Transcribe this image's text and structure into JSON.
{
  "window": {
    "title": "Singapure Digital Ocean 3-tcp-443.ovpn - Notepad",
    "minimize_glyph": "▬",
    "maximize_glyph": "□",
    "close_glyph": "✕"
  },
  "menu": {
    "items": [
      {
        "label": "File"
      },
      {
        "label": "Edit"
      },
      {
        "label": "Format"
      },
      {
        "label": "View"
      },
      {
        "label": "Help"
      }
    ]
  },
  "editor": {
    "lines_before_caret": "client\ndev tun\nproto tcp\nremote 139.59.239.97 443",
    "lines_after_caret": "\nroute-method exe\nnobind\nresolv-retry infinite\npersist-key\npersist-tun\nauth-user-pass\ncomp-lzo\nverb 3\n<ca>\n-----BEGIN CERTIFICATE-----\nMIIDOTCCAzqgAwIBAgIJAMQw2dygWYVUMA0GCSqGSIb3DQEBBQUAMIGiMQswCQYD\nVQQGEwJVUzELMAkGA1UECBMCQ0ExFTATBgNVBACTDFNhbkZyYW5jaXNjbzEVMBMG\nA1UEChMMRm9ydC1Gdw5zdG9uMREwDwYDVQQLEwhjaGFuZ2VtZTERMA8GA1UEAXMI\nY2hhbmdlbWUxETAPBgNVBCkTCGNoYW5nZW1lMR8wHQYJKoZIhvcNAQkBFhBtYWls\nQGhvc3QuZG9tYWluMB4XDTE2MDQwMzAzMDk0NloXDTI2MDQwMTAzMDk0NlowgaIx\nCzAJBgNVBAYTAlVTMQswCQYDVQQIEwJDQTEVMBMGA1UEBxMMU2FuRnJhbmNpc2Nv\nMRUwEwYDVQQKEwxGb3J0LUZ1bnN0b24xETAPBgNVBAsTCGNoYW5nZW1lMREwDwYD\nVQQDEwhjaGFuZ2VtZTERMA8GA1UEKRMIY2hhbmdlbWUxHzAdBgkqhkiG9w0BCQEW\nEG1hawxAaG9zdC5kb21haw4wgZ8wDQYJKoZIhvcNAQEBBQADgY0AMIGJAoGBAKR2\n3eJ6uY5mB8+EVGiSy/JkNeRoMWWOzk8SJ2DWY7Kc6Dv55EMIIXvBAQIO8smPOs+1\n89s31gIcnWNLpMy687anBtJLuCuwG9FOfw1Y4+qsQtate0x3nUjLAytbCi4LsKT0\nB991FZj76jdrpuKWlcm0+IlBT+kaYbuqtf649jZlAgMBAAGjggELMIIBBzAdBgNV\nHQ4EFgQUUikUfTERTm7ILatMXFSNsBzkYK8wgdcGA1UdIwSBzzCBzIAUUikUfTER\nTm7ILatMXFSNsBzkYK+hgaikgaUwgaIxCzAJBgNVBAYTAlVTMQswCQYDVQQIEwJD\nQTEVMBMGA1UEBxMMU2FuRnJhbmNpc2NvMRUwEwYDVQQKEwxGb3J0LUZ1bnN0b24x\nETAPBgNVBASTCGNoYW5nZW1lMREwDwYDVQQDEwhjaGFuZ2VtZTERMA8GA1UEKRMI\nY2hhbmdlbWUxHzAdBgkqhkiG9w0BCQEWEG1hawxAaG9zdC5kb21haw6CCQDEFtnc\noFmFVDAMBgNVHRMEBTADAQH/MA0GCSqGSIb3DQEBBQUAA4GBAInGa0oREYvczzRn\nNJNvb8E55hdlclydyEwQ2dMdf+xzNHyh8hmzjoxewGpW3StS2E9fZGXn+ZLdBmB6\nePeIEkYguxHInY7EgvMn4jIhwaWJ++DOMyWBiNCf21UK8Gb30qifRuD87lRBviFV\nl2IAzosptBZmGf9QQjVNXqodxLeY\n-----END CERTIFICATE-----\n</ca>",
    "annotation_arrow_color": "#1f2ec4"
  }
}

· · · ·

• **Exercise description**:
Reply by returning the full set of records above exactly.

• **Result below**:
Transcribe this image's text and structure into JSON.
{
  "window": {
    "title": "Singapure Digital Ocean 3-tcp-443.ovpn - Notepad",
    "minimize_glyph": "▬",
    "maximize_glyph": "□",
    "close_glyph": "✕"
  },
  "menu": {
    "items": [
      {
        "label": "File"
      },
      {
        "label": "Edit"
      },
      {
        "label": "Format"
      },
      {
        "label": "View"
      },
      {
        "label": "Help"
      }
    ]
  },
  "editor": {
    "lines_before_caret": "client\ndev tun\nproto tcp\nremote 139.59.239.97 443",
    "lines_after_caret": "\nroute-method exe\nnobind\nresolv-retry infinite\npersist-key\npersist-tun\nauth-user-pass\ncomp-lzo\nverb 3\n<ca>\n-----BEGIN CERTIFICATE-----\nMIIDOTCCAzqgAwIBAgIJAMQw2dygWYVUMA0GCSqGSIb3DQEBBQUAMIGiMQswCQYD\nVQQGEwJVUzELMAkGA1UECBMCQ0ExFTATBgNVBACTDFNhbkZyYW5jaXNjbzEVMBMG\nA1UEChMMRm9ydC1Gdw5zdG9uMREwDwYDVQQLEwhjaGFuZ2VtZTERMA8GA1UEAXMI\nY2hhbmdlbWUxETAPBgNVBCkTCGNoYW5nZW1lMR8wHQYJKoZIhvcNAQkBFhBtYWls\nQGhvc3QuZG9tYWluMB4XDTE2MDQwMzAzMDk0NloXDTI2MDQwMTAzMDk0NlowgaIx\nCzAJBgNVBAYTAlVTMQswCQYDVQQIEwJDQTEVMBMGA1UEBxMMU2FuRnJhbmNpc2Nv\nMRUwEwYDVQQKEwxGb3J0LUZ1bnN0b24xETAPBgNVBAsTCGNoYW5nZW1lMREwDwYD\nVQQDEwhjaGFuZ2VtZTERMA8GA1UEKRMIY2hhbmdlbWUxHzAdBgkqhkiG9w0BCQEW\nEG1hawxAaG9zdC5kb21haw4wgZ8wDQYJKoZIhvcNAQEBBQADgY0AMIGJAoGBAKR2\n3eJ6uY5mB8+EVGiSy/JkNeRoMWWOzk8SJ2DWY7Kc6Dv55EMIIXvBAQIO8smPOs+1\n89s31gIcnWNLpMy687anBtJLuCuwG9FOfw1Y4+qsQtate0x3nUjLAytbCi4LsKT0\nB991FZj76jdrpuKWlcm0+IlBT+kaYbuqtf649jZlAgMBAAGjggELMIIBBzAdBgNV\nHQ4EFgQUUikUfTERTm7ILatMXFSNsBzkYK8wgdcGA1UdIwSBzzCBzIAUUikUfTER\nTm7ILatMXFSNsBzkYK+hgaikgaUwgaIxCzAJBgNVBAYTAlVTMQswCQYDVQQIEwJD\nQTEVMBMGA1UEBxMMU2FuRnJhbmNpc2NvMRUwEwYDVQQKEwxGb3J0LUZ1bnN0b24x\nETAPBgNVBASTCGNoYW5nZW1lMREwDwYDVQQDEwhjaGFuZ2VtZTERMA8GA1UEKRMI\nY2hhbmdlbWUxHzAdBgkqhkiG9w0BCQEWEG1hawxAaG9zdC5kb21haw6CCQDEFtnc\noFmFVDAMBgNVHRMEBTADAQH/MA0GCSqGSIb3DQEBBQUAA4GBAInGa0oREYvczzRn\nNJNvb8E55hdlclydyEwQ2dMdf+xzNHyh8hmzjoxewGpW3StS2E9fZGXn+ZLdBmB6\nePeIEkYguxHInY7EgvMn4jIhwaWJ++DOMyWBiNCf21UK8Gb30qifRuD87lRBviFV\nl2IAzosptBZmGf9QQjVNXqodxLeY\n-----END CERTIFICATE-----\n</ca>",
    "annotation_arrow_color": "#1f2ec4"
  }
}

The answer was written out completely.